→ **Records shown**
=======

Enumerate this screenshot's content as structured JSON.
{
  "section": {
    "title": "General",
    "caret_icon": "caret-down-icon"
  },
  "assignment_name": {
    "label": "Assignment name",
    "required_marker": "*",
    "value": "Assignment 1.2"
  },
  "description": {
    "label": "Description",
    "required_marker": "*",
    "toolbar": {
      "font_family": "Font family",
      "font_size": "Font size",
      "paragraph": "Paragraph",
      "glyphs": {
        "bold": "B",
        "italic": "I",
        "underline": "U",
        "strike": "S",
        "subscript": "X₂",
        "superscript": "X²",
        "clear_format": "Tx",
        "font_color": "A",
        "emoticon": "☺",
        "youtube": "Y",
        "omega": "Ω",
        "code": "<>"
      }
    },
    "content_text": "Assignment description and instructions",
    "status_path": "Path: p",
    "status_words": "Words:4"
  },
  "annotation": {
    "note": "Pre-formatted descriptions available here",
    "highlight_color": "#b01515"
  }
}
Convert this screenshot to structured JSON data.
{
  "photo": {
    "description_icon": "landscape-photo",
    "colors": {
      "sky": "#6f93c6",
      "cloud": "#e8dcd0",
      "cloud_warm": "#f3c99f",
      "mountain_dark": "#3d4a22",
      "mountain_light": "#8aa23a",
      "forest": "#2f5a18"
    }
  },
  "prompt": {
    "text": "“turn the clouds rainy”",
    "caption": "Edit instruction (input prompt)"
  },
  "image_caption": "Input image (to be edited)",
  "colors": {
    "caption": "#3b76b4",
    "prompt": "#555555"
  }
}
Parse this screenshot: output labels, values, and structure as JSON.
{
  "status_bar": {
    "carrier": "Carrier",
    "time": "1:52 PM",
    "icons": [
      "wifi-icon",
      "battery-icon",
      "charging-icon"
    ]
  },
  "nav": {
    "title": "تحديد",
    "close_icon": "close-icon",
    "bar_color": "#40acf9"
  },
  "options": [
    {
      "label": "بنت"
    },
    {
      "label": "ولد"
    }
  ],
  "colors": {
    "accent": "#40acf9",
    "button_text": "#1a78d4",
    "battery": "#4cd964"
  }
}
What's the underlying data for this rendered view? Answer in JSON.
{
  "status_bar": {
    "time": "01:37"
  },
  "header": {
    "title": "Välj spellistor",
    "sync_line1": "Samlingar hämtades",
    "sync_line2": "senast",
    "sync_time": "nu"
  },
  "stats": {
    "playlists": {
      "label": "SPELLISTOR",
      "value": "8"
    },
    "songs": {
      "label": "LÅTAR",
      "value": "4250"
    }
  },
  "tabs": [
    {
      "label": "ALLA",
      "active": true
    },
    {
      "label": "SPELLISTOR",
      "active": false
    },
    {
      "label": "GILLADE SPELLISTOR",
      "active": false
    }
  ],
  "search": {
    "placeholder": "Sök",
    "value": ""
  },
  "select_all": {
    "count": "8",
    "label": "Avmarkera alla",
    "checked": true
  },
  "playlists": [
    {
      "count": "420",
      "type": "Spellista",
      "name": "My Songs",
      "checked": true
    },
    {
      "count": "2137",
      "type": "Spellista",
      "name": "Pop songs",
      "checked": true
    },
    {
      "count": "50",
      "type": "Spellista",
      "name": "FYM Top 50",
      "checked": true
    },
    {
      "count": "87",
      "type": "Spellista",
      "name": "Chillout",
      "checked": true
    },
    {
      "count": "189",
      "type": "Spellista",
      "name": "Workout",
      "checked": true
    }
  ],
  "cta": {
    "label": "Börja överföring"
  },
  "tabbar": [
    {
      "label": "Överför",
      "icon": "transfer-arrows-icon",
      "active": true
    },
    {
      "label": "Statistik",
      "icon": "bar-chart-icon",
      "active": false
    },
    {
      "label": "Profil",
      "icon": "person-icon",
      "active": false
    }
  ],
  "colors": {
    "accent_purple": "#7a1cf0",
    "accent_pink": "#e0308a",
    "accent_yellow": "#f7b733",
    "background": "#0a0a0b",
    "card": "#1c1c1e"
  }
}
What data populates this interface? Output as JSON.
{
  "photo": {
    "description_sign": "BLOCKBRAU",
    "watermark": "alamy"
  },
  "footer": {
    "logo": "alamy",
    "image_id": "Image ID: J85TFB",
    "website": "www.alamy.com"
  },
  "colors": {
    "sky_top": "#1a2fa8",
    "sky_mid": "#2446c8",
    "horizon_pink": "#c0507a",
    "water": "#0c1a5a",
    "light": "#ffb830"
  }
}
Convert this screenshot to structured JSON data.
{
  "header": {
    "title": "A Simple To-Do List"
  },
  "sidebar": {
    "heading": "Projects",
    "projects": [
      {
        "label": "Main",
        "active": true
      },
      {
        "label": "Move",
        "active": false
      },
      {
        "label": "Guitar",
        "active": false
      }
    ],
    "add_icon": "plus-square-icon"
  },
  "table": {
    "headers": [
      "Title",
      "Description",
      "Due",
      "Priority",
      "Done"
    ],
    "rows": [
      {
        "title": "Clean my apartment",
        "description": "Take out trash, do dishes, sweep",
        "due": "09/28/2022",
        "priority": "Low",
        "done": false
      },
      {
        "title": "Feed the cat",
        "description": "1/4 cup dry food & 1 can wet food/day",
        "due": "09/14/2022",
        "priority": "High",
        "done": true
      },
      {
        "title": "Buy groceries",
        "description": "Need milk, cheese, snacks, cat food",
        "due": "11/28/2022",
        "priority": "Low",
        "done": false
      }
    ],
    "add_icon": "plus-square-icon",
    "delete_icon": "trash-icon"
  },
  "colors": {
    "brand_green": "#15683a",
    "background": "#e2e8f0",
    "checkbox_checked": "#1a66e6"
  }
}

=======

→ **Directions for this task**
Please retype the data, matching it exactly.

→ **Answer box**
Enumerate this screenshot's content as structured JSON.
{
  "section": {
    "title": "General",
    "caret_icon": "caret-down-icon"
  },
  "assignment_name": {
    "label": "Assignment name",
    "required_marker": "*",
    "value": "Assignment 1.2"
  },
  "description": {
    "label": "Description",
    "required_marker": "*",
    "toolbar": {
      "font_family": "Font family",
      "font_size": "Font size",
      "paragraph": "Paragraph",
      "glyphs": {
        "bold": "B",
        "italic": "I",
        "underline": "U",
        "strike": "S",
        "subscript": "X₂",
        "superscript": "X²",
        "clear_format": "Tx",
        "font_color": "A",
        "emoticon": "☺",
        "youtube": "Y",
        "omega": "Ω",
        "code": "<>"
      }
    },
    "content_text": "Assignment description and instructions",
    "status_path": "Path: p",
    "status_words": "Words:4"
  },
  "annotation": {
    "note": "Pre-formatted descriptions available here",
    "highlight_color": "#b01515"
  }
}
Convert this screenshot to structured JSON data.
{
  "photo": {
    "description_icon": "landscape-photo",
    "colors": {
      "sky": "#6f93c6",
      "cloud": "#e8dcd0",
      "cloud_warm": "#f3c99f",
      "mountain_dark": "#3d4a22",
      "mountain_light": "#8aa23a",
      "forest": "#2f5a18"
    }
  },
  "prompt": {
    "text": "“turn the clouds rainy”",
    "caption": "Edit instruction (input prompt)"
  },
  "image_caption": "Input image (to be edited)",
  "colors": {
    "caption": "#3b76b4",
    "prompt": "#555555"
  }
}
Parse this screenshot: output labels, values, and structure as JSON.
{
  "status_bar": {
    "carrier": "Carrier",
    "time": "1:52 PM",
    "icons": [
      "wifi-icon",
      "battery-icon",
      "charging-icon"
    ]
  },
  "nav": {
    "title": "تحديد",
    "close_icon": "close-icon",
    "bar_color": "#40acf9"
  },
  "options": [
    {
      "label": "بنت"
    },
    {
      "label": "ولد"
    }
  ],
  "colors": {
    "accent": "#40acf9",
    "button_text": "#1a78d4",
    "battery": "#4cd964"
  }
}
What's the underlying data for this rendered view? Answer in JSON.
{
  "status_bar": {
    "time": "01:37"
  },
  "header": {
    "title": "Välj spellistor",
    "sync_line1": "Samlingar hämtades",
    "sync_line2": "senast",
    "sync_time": "nu"
  },
  "stats": {
    "playlists": {
      "label": "SPELLISTOR",
      "value": "8"
    },
    "songs": {
      "label": "LÅTAR",
      "value": "4250"
    }
  },
  "tabs": [
    {
      "label": "ALLA",
      "active": true
    },
    {
      "label": "SPELLISTOR",
      "active": false
    },
    {
      "label": "GILLADE SPELLISTOR",
      "active": false
    }
  ],
  "search": {
    "placeholder": "Sök",
    "value": ""
  },
  "select_all": {
    "count": "8",
    "label": "Avmarkera alla",
    "checked": true
  },
  "playlists": [
    {
      "count": "420",
      "type": "Spellista",
      "name": "My Songs",
      "checked": true
    },
    {
      "count": "2137",
      "type": "Spellista",
      "name": "Pop songs",
      "checked": true
    },
    {
      "count": "50",
      "type": "Spellista",
      "name": "FYM Top 50",
      "checked": true
    },
    {
      "count": "87",
      "type": "Spellista",
      "name": "Chillout",
      "checked": true
    },
    {
      "count": "189",
      "type": "Spellista",
      "name": "Workout",
      "checked": true
    }
  ],
  "cta": {
    "label": "Börja överföring"
  },
  "tabbar": [
    {
      "label": "Överför",
      "icon": "transfer-arrows-icon",
      "active": true
    },
    {
      "label": "Statistik",
      "icon": "bar-chart-icon",
      "active": false
    },
    {
      "label": "Profil",
      "icon": "person-icon",
      "active": false
    }
  ],
  "colors": {
    "accent_purple": "#7a1cf0",
    "accent_pink": "#e0308a",
    "accent_yellow": "#f7b733",
    "background": "#0a0a0b",
    "card": "#1c1c1e"
  }
}
What data populates this interface? Output as JSON.
{
  "photo": {
    "description_sign": "BLOCKBRAU",
    "watermark": "alamy"
  },
  "footer": {
    "logo": "alamy",
    "image_id": "Image ID: J85TFB",
    "website": "www.alamy.com"
  },
  "colors": {
    "sky_top": "#1a2fa8",
    "sky_mid": "#2446c8",
    "horizon_pink": "#c0507a",
    "water": "#0c1a5a",
    "light": "#ffb830"
  }
}
Convert this screenshot to structured JSON data.
{
  "header": {
    "title": "A Simple To-Do List"
  },
  "sidebar": {
    "heading": "Projects",
    "projects": [
      {
        "label": "Main",
        "active": true
      },
      {
        "label": "Move",
        "active": false
      },
      {
        "label": "Guitar",
        "active": false
      }
    ],
    "add_icon": "plus-square-icon"
  },
  "table": {
    "headers": [
      "Title",
      "Description",
      "Due",
      "Priority",
      "Done"
    ],
    "rows": [
      {
        "title": "Clean my apartment",
        "description": "Take out trash, do dishes, sweep",
        "due": "09/28/2022",
        "priority": "Low",
        "done": false
      },
      {
        "title": "Feed the cat",
        "description": "1/4 cup dry food & 1 can wet food/day",
        "due": "09/14/2022",
        "priority": "High",
        "done": true
      },
      {
        "title": "Buy groceries",
        "description": "Need milk, cheese, snacks, cat food",
        "due": "11/28/2022",
        "priority": "Low",
        "done": false
      }
    ],
    "add_icon": "plus-square-icon",
    "delete_icon": "trash-icon"
  },
  "colors": {
    "brand_green": "#15683a",
    "background": "#e2e8f0",
    "checkbox_checked": "#1a66e6"
  }
}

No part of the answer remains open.